Donna J. Hawkins Walsh, East Providence

Patricia Hincks, retired teacher, East Greenwich

Kim Zito, Charlestown (Chariho)

Suzanne Arena, Cranston, Decoding Dyslexia RI

Debbie Flitman, Cranston, parent of a student in Cranston and a student in Pawtucket

Donison Allen, parent, Burrillville

Jonathan J. Thomson, Pawtucket

Jean Patricia Lehane, parent, Portsmouth

Meggan Freire, Little Compton

Sheila Resseger, Cranston, retired teacher, RI School for the Deaf

Melissa Picard Hecht

Carole Marshall, retired teacher, Providence Public Schools

Dr. Daniel P. Snowman, RI College, parent, Smithfield

Janice Miller, grandparent, Cranston

Hannah Resseger, M.A.

Jean Ann Guliano, parent, East Greenwich

Dr. Dannie Ritchie, MD, MPH, professor and concerned citizen, Providence

Wendy Holmes, Providence, Professor Emerita, URI

Peg Bugara, Little Compton, Retired Educator, Newport Public Schools

Kerry Feather, parent of three children, Cumberland

Stacie Laplume Giles, Warwick

Ken Maynard, concerned grandfather, Riverside

Holly Bellucci, parent, Smithfield

Eloise O’Shea-Wyatt, retired teacher, opposed to all privatization

Jennifer Thomson, mother, Pawtucket


2 comments on this item Please log in to comment by clicking here

  • sarena45

    It is completely unacceptable that the Commissioner of Education in Rhode Island, #DebGist, never put into place a plan for all of our 39 District Superintendents to have protocol in place for children that were not taking the test. Instead you have parents being told inappropriate, confusing and stressing us out, someone from RIDE should have came forward and fixed their oversight and given guidance to Districts and parents. I have spoken to countless parents that have expressed the turmoil they are being dragged through. Parents have been told their child must sit in a room with the form and MUST take it, come and take your child home on the days of the test (keep in mind this will go for 1.5 weeks in March, and again in May), your child must sit in the room with the other children that are taking the test and can read for 3 hours with a book they bring from home, Your child will get a zero, your parent letters to Opt-Out of taking the test are 'Not Accepted'. Special Educaton goals for that day are not clear how they will be met beause "all teachers on hand" will be overseeing the tests. This is very stressful and paralyzing to the parents. Parents need clarity and consistency throughout the school districts. Where is the leadership, and how are we to have belief in a system that gives no trust for basic foundation protocol. I will say Cranston PV has been working with me to give my child who is in 7th grade, but reads and comprehends at lower levels a plan of action that will meet his needs since we are not taking the test. When a child has an IEP, which has measureable goals being met with the requirements of what must be met, my son does not need to take PARCC test that does not provide his necessary accommodations, and is setting him up for failure. My child has seen enough failure from the Dept. of Ed for many many years.

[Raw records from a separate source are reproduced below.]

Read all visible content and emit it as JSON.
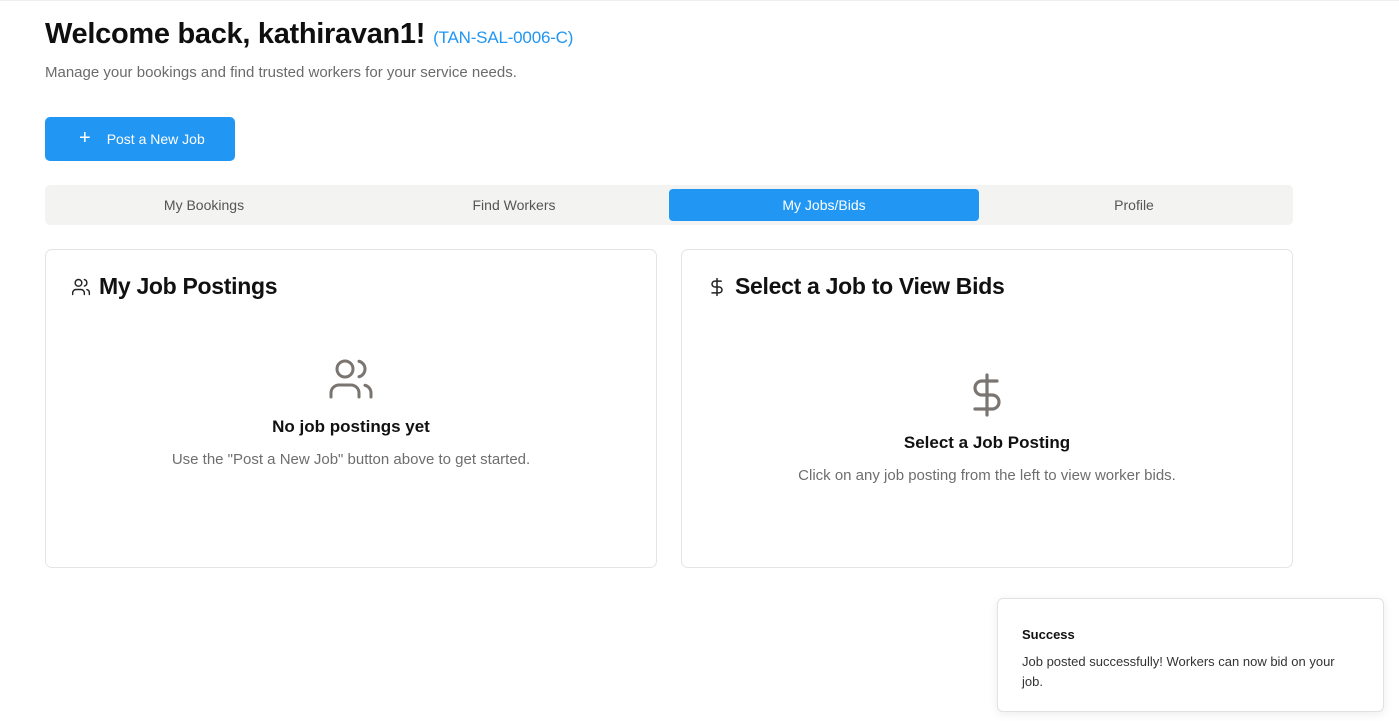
{
  "header": {
    "welcome": "Welcome back, kathiravan1!",
    "user_code": "(TAN-SAL-0006-C)",
    "subtitle": "Manage your bookings and find trusted workers for your service needs."
  },
  "post_job_button": {
    "icon": "plus-icon",
    "label": "Post a New Job"
  },
  "tabs": [
    {
      "label": "My Bookings",
      "active": false
    },
    {
      "label": "Find Workers",
      "active": false
    },
    {
      "label": "My Jobs/Bids",
      "active": true
    },
    {
      "label": "Profile",
      "active": false
    }
  ],
  "job_postings_card": {
    "icon": "users-icon",
    "title": "My Job Postings",
    "empty_icon": "users-icon",
    "empty_title": "No job postings yet",
    "empty_description": "Use the \"Post a New Job\" button above to get started."
  },
  "bids_card": {
    "icon": "dollar-icon",
    "title": "Select a Job to View Bids",
    "empty_icon": "dollar-icon",
    "empty_title": "Select a Job Posting",
    "empty_description": "Click on any job posting from the left to view worker bids."
  },
  "toast": {
    "title": "Success",
    "message": "Job posted successfully! Workers can now bid on your job."
  },
  "colors": {
    "accent": "#2196f3",
    "tab_background": "#f3f3f2",
    "muted_text": "#6e6e6e"
  }
}
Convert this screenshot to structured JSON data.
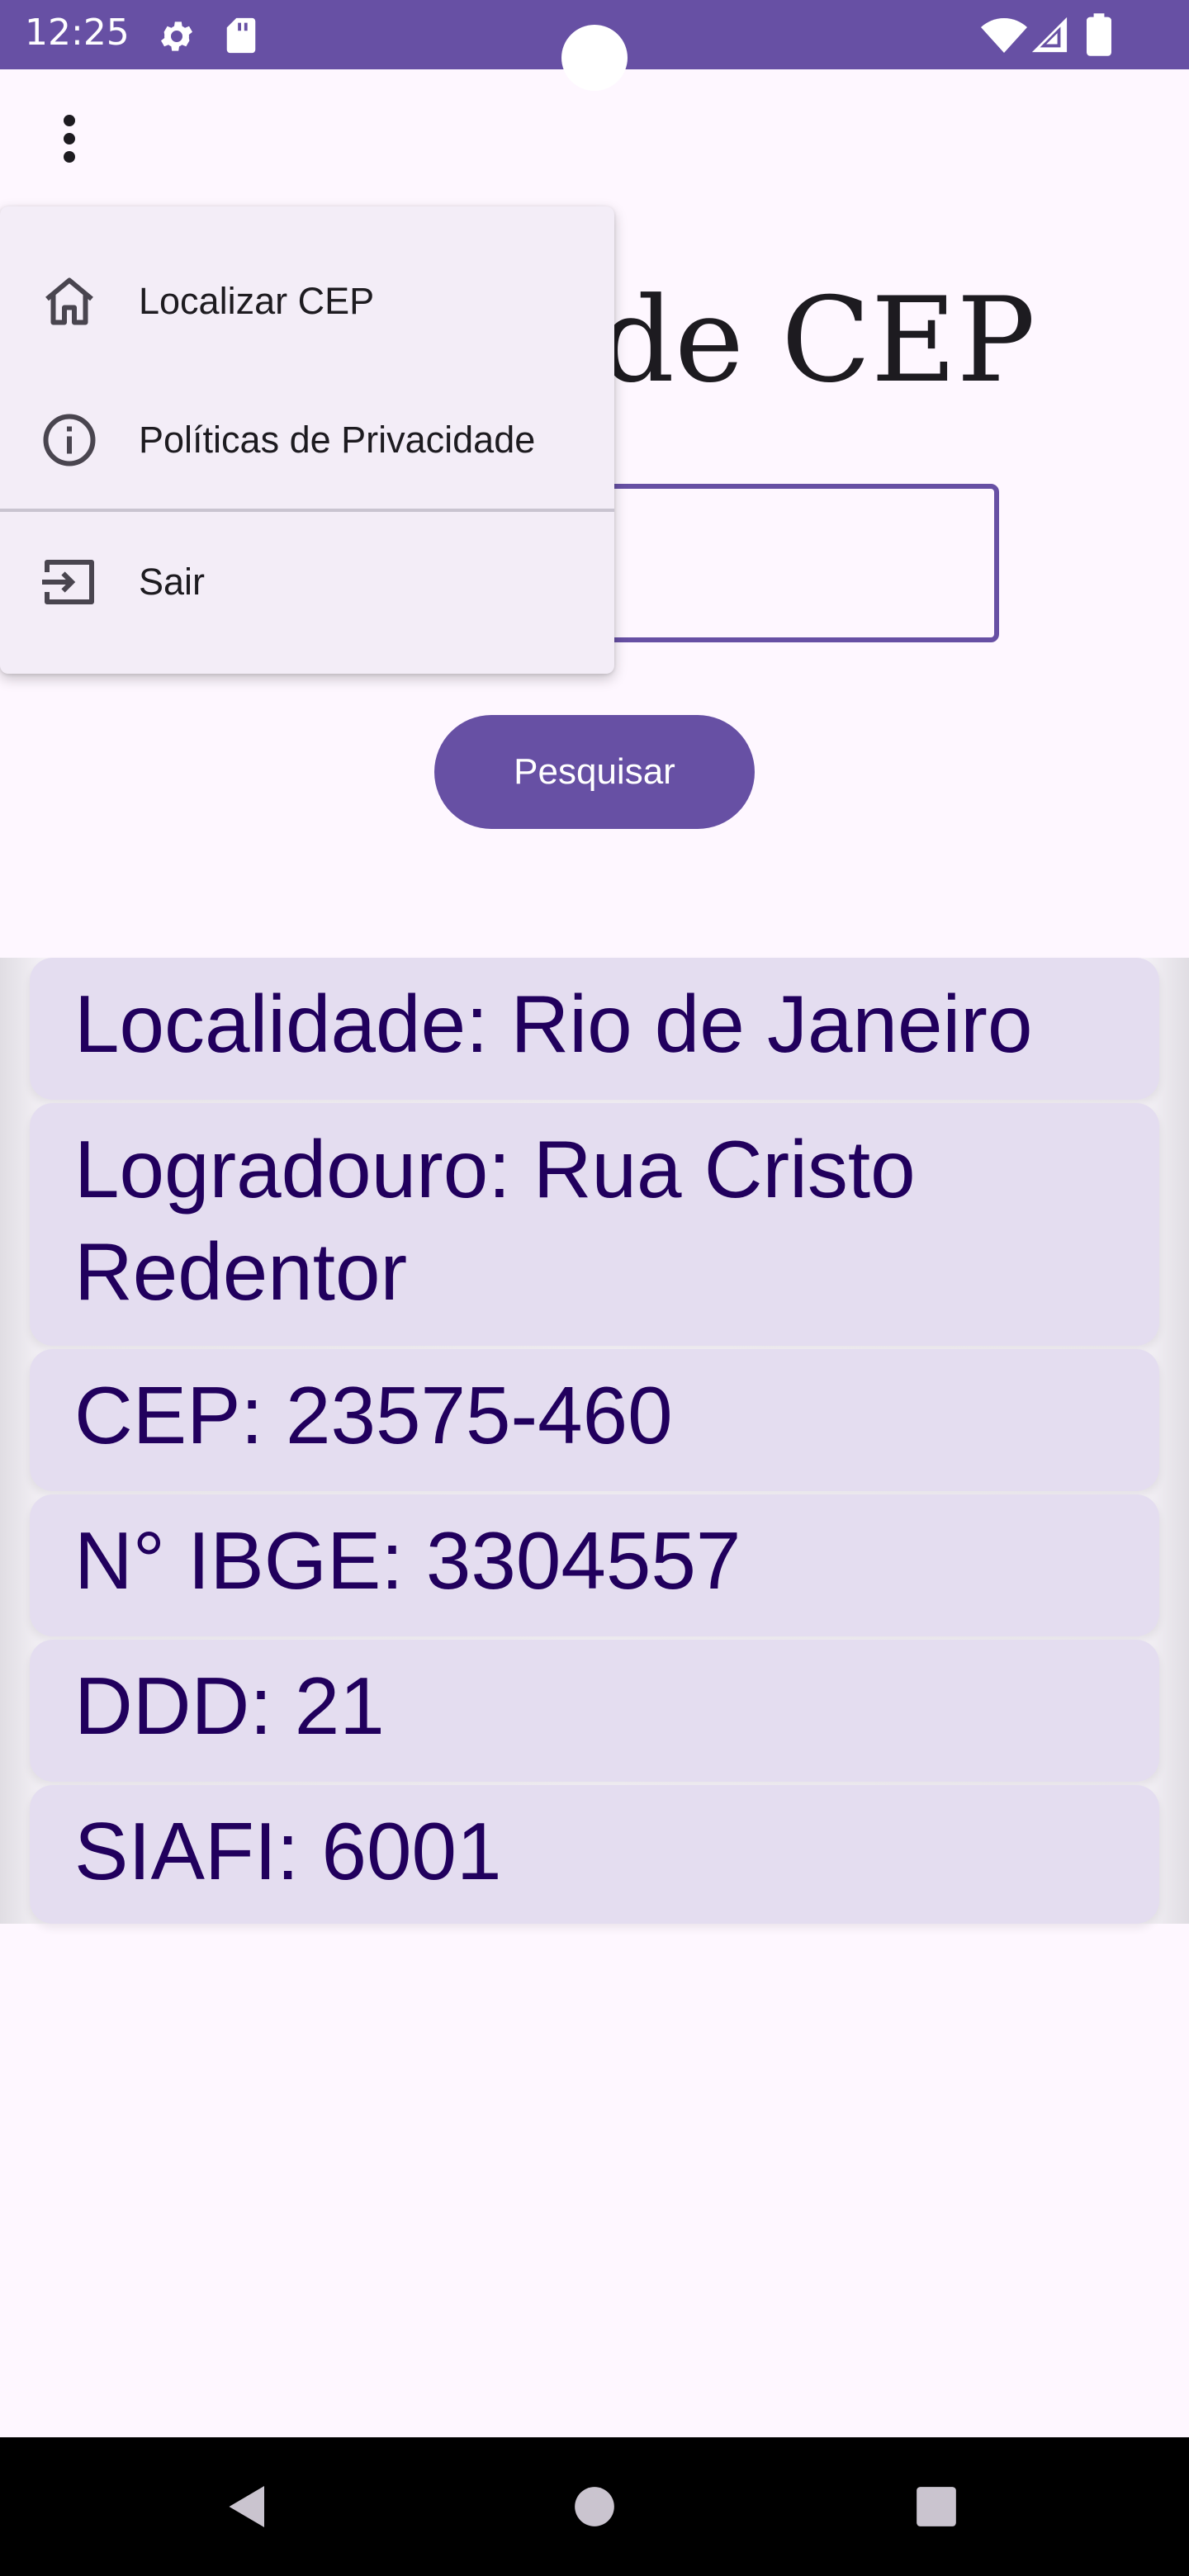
{
  "status_bar": {
    "time": "12:25",
    "icons": [
      "settings-icon",
      "sd-card-icon",
      "wifi-icon",
      "signal-icon",
      "battery-icon"
    ],
    "background": "#6750a4"
  },
  "app_bar": {
    "overflow_icon": "more-vert-icon"
  },
  "main": {
    "title": "a de CEP",
    "cep_input": {
      "value": "",
      "placeholder": ""
    },
    "search_button_label": "Pesquisar",
    "accent": "#6750a4"
  },
  "results": [
    {
      "text": "Localidade: Rio de Janeiro"
    },
    {
      "text": "Logradouro: Rua Cristo Redentor"
    },
    {
      "text": "CEP: 23575-460"
    },
    {
      "text": "N° IBGE: 3304557"
    },
    {
      "text": "DDD: 21"
    },
    {
      "text": "SIAFI: 6001"
    }
  ],
  "menu": {
    "items": [
      {
        "label": "Localizar CEP",
        "icon": "home-icon"
      },
      {
        "label": "Políticas de Privacidade",
        "icon": "info-icon"
      },
      {
        "label": "Sair",
        "icon": "logout-icon"
      }
    ]
  },
  "nav_bar": {
    "icons": [
      "back-icon",
      "home-circle-icon",
      "recents-icon"
    ]
  }
}
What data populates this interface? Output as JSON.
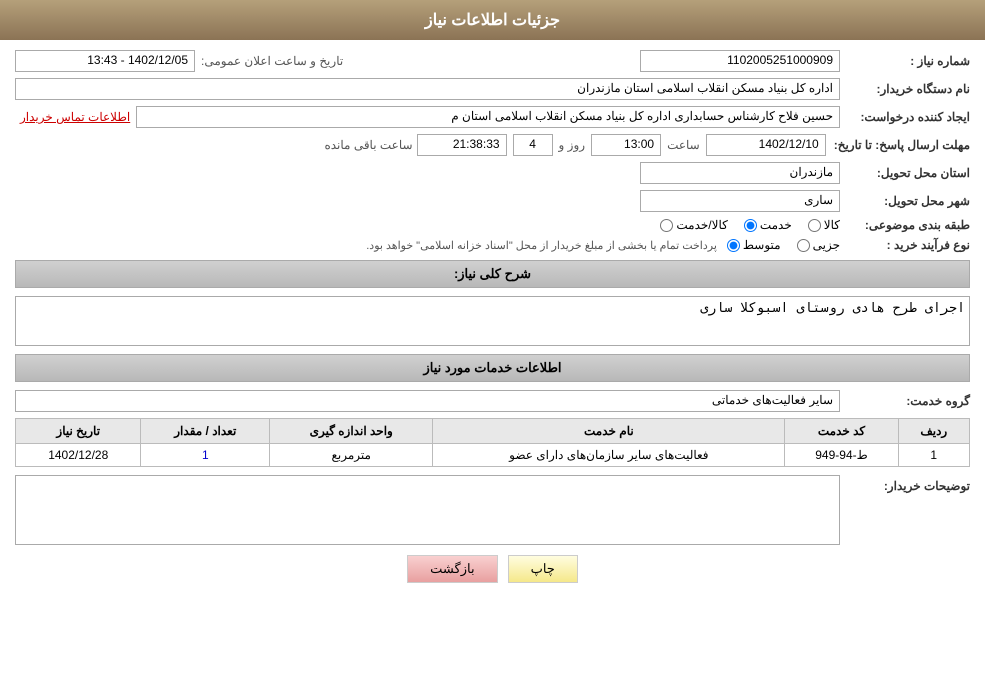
{
  "header": {
    "title": "جزئیات اطلاعات نیاز"
  },
  "fields": {
    "need_number_label": "شماره نیاز :",
    "need_number_value": "1102005251000909",
    "announce_date_label": "تاریخ و ساعت اعلان عمومی:",
    "announce_date_value": "1402/12/05 - 13:43",
    "buyer_org_label": "نام دستگاه خریدار:",
    "buyer_org_value": "اداره کل بنیاد مسکن انقلاب اسلامی استان مازندران",
    "creator_label": "ایجاد کننده درخواست:",
    "creator_name": "حسین فلاح کارشناس حسابداری اداره کل بنیاد مسکن انقلاب اسلامی استان م",
    "creator_contact": "اطلاعات تماس خریدار",
    "deadline_label": "مهلت ارسال پاسخ: تا تاریخ:",
    "deadline_date": "1402/12/10",
    "deadline_time_label": "ساعت",
    "deadline_time": "13:00",
    "deadline_day_label": "روز و",
    "deadline_days": "4",
    "deadline_remaining_label": "ساعت باقی مانده",
    "deadline_remaining": "21:38:33",
    "province_label": "استان محل تحویل:",
    "province_value": "مازندران",
    "city_label": "شهر محل تحویل:",
    "city_value": "ساری",
    "category_label": "طبقه بندی موضوعی:",
    "category_options": [
      "کالا",
      "خدمت",
      "کالا/خدمت"
    ],
    "category_selected": "خدمت",
    "process_label": "نوع فرآیند خرید :",
    "process_options": [
      "جزیی",
      "متوسط"
    ],
    "process_selected": "متوسط",
    "process_desc": "پرداخت تمام یا بخشی از مبلغ خریدار از محل \"اسناد خزانه اسلامی\" خواهد بود.",
    "description_label": "شرح کلی نیاز:",
    "description_value": "اجرای طرح هادی روستای اسبوکلا ساری",
    "services_section": "اطلاعات خدمات مورد نیاز",
    "service_group_label": "گروه خدمت:",
    "service_group_value": "سایر فعالیت‌های خدماتی",
    "table": {
      "headers": [
        "ردیف",
        "کد خدمت",
        "نام خدمت",
        "واحد اندازه گیری",
        "تعداد / مقدار",
        "تاریخ نیاز"
      ],
      "rows": [
        {
          "row_num": "1",
          "service_code": "ط-94-949",
          "service_name": "فعالیت‌های سایر سازمان‌های دارای عضو",
          "unit": "مترمربع",
          "quantity": "1",
          "need_date": "1402/12/28"
        }
      ]
    },
    "buyer_notes_label": "توضیحات خریدار:",
    "buyer_notes_value": ""
  },
  "buttons": {
    "print": "چاپ",
    "back": "بازگشت"
  },
  "colors": {
    "header_bg": "#8b7355",
    "section_bg": "#c8c8c8",
    "link_color": "#cc0000"
  }
}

    Sunday, March 8, 2015 Report this

  • davebarry109

    What will you folks accept? A continuation of a failed school system? The highest high school drop out rates in the industrialized worldj? The mediocre standings in math and science in the world? What would you esteemed educators and parents accept? It is not enough to be against something. What will you do to fix the current mess?

    Thursday, March 12, 2015 Report this